DATA FOR REVIEW =

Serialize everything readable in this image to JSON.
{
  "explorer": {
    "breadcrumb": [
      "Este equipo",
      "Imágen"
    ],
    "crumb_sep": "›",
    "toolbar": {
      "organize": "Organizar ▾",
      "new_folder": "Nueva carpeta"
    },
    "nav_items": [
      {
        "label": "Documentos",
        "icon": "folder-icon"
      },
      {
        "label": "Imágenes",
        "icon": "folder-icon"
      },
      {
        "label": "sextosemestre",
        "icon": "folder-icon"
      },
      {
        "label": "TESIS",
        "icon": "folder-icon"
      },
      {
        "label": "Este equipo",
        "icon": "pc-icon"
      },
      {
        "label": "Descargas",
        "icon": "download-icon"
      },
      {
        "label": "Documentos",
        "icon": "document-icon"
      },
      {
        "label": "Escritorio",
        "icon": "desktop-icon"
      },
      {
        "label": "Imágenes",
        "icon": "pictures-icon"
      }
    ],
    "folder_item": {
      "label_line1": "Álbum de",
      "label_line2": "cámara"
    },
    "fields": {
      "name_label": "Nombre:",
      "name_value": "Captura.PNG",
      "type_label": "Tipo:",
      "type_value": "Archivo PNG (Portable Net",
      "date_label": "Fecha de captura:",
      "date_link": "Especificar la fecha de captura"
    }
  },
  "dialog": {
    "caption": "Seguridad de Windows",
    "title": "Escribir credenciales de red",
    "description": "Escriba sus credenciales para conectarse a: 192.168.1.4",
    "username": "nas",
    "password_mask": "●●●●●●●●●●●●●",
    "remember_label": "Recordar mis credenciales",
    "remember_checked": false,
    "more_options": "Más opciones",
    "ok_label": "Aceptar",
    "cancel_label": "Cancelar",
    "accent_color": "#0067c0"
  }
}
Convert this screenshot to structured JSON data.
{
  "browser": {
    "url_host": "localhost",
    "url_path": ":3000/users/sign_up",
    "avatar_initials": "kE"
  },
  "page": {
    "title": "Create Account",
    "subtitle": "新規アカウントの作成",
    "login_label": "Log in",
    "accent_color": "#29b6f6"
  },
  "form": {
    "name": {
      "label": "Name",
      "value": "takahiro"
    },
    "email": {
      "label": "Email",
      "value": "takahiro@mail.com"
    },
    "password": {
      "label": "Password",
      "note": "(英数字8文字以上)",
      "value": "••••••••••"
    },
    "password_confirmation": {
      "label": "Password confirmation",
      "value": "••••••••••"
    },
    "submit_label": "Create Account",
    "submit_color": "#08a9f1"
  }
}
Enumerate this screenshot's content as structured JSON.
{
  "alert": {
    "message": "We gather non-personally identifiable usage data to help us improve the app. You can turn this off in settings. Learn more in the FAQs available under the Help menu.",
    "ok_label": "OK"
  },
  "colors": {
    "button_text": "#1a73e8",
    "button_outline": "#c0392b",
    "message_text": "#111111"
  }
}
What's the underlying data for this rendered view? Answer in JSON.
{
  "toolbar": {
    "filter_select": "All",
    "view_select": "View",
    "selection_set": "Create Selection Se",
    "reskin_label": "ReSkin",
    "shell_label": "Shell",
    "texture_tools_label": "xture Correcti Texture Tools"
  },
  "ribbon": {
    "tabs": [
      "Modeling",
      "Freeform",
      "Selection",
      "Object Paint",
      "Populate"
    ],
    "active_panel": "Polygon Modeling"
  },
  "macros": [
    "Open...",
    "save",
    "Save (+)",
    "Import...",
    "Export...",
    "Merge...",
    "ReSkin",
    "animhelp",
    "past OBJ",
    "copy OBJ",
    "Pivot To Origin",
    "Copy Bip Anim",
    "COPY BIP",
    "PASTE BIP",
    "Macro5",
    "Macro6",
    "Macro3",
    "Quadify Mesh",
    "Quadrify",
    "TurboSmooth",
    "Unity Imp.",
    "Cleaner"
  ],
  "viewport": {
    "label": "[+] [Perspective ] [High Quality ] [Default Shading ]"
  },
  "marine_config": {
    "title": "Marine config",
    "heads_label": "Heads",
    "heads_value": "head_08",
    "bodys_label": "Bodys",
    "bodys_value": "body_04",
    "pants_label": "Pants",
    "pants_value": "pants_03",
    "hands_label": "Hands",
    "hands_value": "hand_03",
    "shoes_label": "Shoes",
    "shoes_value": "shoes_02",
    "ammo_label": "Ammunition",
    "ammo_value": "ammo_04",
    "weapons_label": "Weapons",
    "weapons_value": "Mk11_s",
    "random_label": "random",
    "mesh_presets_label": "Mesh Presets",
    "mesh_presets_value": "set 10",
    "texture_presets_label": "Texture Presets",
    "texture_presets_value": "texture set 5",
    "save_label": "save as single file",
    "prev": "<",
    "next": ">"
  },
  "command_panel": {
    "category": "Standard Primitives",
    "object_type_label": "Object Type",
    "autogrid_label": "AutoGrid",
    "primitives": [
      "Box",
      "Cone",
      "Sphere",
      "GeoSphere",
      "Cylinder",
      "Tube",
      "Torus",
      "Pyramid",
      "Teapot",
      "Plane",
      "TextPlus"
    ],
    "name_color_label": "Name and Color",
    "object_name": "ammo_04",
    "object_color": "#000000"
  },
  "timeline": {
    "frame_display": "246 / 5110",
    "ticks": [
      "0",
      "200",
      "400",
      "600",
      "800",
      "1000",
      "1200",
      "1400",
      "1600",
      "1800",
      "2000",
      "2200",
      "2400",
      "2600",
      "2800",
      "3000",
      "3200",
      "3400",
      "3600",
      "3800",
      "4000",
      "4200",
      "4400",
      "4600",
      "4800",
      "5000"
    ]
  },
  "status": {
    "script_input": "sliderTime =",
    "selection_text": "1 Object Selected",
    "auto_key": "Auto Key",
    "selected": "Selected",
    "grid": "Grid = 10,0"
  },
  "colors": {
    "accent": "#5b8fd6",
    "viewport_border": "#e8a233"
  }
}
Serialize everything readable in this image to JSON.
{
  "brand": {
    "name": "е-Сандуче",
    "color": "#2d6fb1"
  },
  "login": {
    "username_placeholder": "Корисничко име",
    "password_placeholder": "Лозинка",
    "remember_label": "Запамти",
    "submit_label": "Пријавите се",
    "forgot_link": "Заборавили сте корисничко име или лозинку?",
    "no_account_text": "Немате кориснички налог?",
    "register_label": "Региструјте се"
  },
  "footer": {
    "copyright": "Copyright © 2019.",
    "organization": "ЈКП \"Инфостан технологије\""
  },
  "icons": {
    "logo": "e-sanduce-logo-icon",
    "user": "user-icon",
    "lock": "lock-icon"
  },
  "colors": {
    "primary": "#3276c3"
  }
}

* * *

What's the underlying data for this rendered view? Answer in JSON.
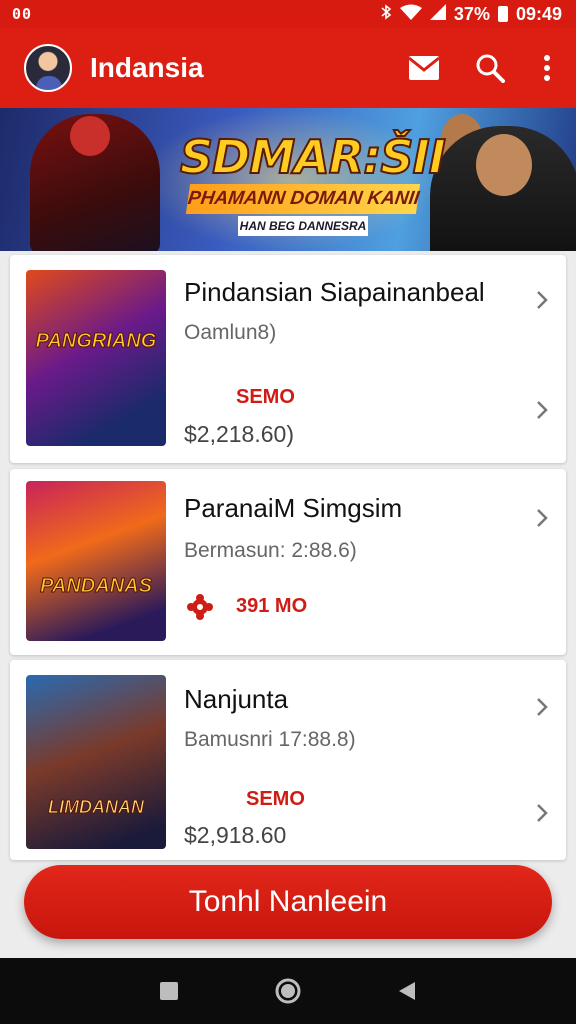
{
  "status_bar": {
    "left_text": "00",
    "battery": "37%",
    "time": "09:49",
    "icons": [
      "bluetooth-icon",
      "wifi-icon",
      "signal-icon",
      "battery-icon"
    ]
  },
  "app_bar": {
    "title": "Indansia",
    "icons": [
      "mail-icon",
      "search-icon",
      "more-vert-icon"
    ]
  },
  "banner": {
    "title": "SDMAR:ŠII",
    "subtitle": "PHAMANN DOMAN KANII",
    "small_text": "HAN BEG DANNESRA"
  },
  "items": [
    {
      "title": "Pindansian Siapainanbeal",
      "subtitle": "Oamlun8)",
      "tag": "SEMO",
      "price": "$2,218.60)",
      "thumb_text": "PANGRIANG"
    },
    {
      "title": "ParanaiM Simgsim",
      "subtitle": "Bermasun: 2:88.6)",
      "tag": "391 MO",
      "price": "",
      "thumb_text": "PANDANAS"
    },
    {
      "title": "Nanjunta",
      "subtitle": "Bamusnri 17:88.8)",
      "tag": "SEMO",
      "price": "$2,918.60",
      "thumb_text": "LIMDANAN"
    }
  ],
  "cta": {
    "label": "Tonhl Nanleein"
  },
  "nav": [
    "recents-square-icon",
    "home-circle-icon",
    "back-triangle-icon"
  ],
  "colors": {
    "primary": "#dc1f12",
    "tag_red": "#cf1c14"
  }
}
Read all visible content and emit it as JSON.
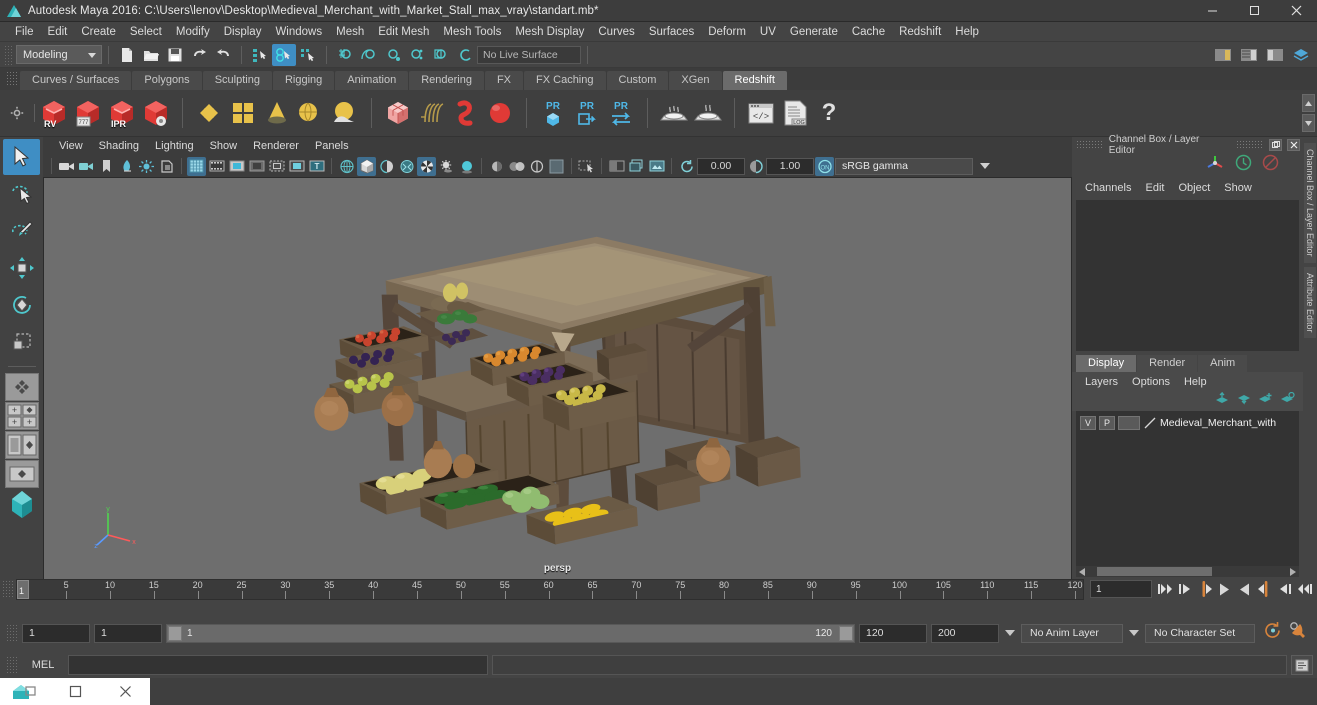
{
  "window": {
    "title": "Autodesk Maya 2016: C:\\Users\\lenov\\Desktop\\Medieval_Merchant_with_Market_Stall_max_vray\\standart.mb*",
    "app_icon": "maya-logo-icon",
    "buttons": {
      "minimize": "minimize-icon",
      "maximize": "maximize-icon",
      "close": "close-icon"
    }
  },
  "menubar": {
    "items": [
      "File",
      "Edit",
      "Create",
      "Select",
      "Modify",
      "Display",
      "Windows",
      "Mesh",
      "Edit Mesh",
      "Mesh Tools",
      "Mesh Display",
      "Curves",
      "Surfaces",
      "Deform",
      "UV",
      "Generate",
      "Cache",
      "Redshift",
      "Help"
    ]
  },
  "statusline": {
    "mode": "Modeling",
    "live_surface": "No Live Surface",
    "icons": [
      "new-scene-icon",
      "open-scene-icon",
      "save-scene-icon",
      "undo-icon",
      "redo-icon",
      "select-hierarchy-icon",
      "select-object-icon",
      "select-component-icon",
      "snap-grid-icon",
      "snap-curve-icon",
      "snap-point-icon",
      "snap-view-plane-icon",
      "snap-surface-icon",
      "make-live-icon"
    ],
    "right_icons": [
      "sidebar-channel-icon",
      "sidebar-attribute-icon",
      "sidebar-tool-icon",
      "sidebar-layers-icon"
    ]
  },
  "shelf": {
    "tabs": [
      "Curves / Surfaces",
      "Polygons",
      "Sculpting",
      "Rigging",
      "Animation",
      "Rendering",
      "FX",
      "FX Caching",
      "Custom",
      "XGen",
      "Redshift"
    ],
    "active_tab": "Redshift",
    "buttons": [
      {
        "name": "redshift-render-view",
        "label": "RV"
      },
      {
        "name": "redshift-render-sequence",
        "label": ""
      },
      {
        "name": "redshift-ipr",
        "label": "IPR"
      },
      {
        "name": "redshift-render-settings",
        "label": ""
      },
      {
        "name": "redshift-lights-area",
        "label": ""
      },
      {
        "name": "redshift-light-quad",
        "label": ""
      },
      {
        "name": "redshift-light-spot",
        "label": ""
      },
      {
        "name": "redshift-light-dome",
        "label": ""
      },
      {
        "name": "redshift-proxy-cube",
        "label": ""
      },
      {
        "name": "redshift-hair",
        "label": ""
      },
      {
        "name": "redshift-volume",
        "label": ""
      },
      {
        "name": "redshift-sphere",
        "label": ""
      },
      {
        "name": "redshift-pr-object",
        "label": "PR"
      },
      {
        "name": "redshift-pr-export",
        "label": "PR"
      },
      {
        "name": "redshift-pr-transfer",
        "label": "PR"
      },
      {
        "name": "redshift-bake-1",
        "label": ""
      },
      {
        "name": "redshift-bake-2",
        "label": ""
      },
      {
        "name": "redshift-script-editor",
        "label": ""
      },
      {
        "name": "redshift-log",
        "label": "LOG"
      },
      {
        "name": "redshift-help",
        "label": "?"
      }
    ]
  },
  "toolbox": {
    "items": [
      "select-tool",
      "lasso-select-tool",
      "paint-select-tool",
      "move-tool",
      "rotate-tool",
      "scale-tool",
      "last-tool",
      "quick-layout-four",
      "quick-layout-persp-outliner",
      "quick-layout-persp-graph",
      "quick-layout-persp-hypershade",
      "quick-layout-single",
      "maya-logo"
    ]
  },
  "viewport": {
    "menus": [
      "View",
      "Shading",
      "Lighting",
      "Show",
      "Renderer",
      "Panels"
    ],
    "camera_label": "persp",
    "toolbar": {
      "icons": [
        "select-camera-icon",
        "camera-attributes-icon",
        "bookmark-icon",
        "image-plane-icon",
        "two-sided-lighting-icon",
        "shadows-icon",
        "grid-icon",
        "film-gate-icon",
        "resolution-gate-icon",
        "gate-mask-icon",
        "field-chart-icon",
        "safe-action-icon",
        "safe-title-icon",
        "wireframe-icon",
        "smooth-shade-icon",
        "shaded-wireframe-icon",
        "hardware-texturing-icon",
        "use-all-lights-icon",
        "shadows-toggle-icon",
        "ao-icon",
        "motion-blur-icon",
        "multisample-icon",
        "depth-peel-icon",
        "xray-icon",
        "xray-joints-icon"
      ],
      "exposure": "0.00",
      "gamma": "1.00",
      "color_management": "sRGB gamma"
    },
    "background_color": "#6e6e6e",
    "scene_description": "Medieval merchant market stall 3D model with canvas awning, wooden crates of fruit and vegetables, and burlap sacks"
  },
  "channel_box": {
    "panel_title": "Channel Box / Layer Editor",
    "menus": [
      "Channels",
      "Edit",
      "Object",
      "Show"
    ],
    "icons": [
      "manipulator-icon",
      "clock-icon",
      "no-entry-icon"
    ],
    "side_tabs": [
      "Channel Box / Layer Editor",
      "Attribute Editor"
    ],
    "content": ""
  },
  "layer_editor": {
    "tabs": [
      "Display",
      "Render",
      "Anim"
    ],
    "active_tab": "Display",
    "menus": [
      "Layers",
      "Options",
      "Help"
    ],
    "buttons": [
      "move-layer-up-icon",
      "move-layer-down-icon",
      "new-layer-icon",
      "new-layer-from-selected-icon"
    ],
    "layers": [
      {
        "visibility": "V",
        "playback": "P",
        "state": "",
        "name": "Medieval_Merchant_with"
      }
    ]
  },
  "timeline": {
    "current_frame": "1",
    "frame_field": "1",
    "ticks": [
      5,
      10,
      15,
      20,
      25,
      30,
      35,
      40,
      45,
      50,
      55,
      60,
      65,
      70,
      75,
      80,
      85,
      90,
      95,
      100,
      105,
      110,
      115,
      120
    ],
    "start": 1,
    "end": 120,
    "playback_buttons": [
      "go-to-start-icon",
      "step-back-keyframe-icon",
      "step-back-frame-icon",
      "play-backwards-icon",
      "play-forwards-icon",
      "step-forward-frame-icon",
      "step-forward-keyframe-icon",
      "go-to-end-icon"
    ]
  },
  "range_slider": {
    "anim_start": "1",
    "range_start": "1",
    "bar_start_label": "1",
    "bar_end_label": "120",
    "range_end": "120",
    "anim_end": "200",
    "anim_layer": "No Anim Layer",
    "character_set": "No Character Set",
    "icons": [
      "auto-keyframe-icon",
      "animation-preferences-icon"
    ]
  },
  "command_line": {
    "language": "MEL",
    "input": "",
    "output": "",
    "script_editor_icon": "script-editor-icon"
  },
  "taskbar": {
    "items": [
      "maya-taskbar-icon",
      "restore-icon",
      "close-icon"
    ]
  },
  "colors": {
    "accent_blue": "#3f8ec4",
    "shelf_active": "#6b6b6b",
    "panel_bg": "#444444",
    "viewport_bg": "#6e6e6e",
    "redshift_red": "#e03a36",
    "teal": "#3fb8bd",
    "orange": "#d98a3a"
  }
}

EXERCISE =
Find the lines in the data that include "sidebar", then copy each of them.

ANSWER SPACE =
      "sidebar-channel-icon",
      "sidebar-attribute-icon",
      "sidebar-tool-icon",
      "sidebar-layers-icon"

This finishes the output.